Research has shown that individuals tend to simplify complex decisions by relying on their basic preferences and judgments, rather than acting fully rationally. Being aware of our biases can help us understand how we see and interact with the world.
Biases to be aware of:
- Confirmation bias: Individuals perceive evidence that confirms their beliefs and disconfirms someone else’s
- Availability bias: Individuals make decisions or rely on information based on what is easily accessible to their conscious mind, rather than the facts
- Blind spot bias: Individuals are able to see biases in others, but not in themselves
- Halo effect: An individual’s overall impression of someone influences how they feel and think about their character
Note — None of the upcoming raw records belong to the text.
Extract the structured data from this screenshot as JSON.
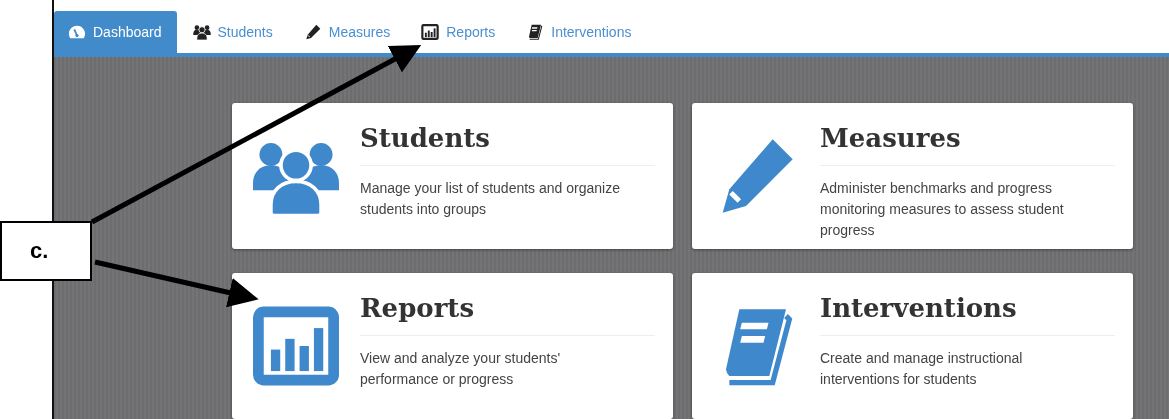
{
  "tabs": [
    {
      "label": "Dashboard",
      "kind": "dashboard",
      "selected": true
    },
    {
      "label": "Students",
      "kind": "students",
      "selected": false
    },
    {
      "label": "Measures",
      "kind": "measures",
      "selected": false
    },
    {
      "label": "Reports",
      "kind": "reports",
      "selected": false
    },
    {
      "label": "Interventions",
      "kind": "interventions",
      "selected": false
    }
  ],
  "cards": [
    {
      "title": "Students",
      "kind": "students",
      "description": "Manage your list of students and organize students into groups"
    },
    {
      "title": "Measures",
      "kind": "measures",
      "description": "Administer benchmarks and progress monitoring measures to assess student progress"
    },
    {
      "title": "Reports",
      "kind": "reports",
      "description": "View and analyze your students' performance or progress"
    },
    {
      "title": "Interventions",
      "kind": "interventions",
      "description": "Create and manage instructional interventions for students"
    }
  ],
  "callout": {
    "label": "c."
  }
}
Biases can have significant effects on the way we perceive and interact with the world around us. Confirmation bias can lead to closed-mindedness and a lack of understanding or empathy towards others who may have different perspectives or approaches. Availability bias can result in hasty decisions or a lack of consideration for important facts or details that are not immediately accessible. Blind spot bias can lead to a lack of self-awareness and difficulty in identifying and addressing our own biases. The halo effect can cause us to make assumptions and judgments about others based on incomplete or superficial information. Overall, being aware of these biases and actively working to recognize and overcome them can help us become better decision-makers, communicators, and leaders, with a more open and inclusive perspective on the world.
As a leader, understanding biases is crucial for effective decision-making, communication, and management. Leaders who are aware of confirmation bias can foster an environment that welcomes diverse perspectives and encourages critical thinking. By recognizing availability bias, leaders can ensure they are gathering and analyzing all relevant information before making decisions. Blind spot bias can be addressed through seeking feedback and being open to constructive criticism, leading to a more self-aware and adaptable leadership style. Finally, the halo effect can be mitigated by recognizing that past success does not guarantee future success and considering individuals based on their skills and potential rather than their past performance alone. By understanding and overcoming biases, leaders can create a more inclusive and productive workplace, build stronger relationships with team members, and make better decisions that benefit both the team and the organization.
Understanding these biases can help individuals become more effective leaders and communicators, and make better decisions overall.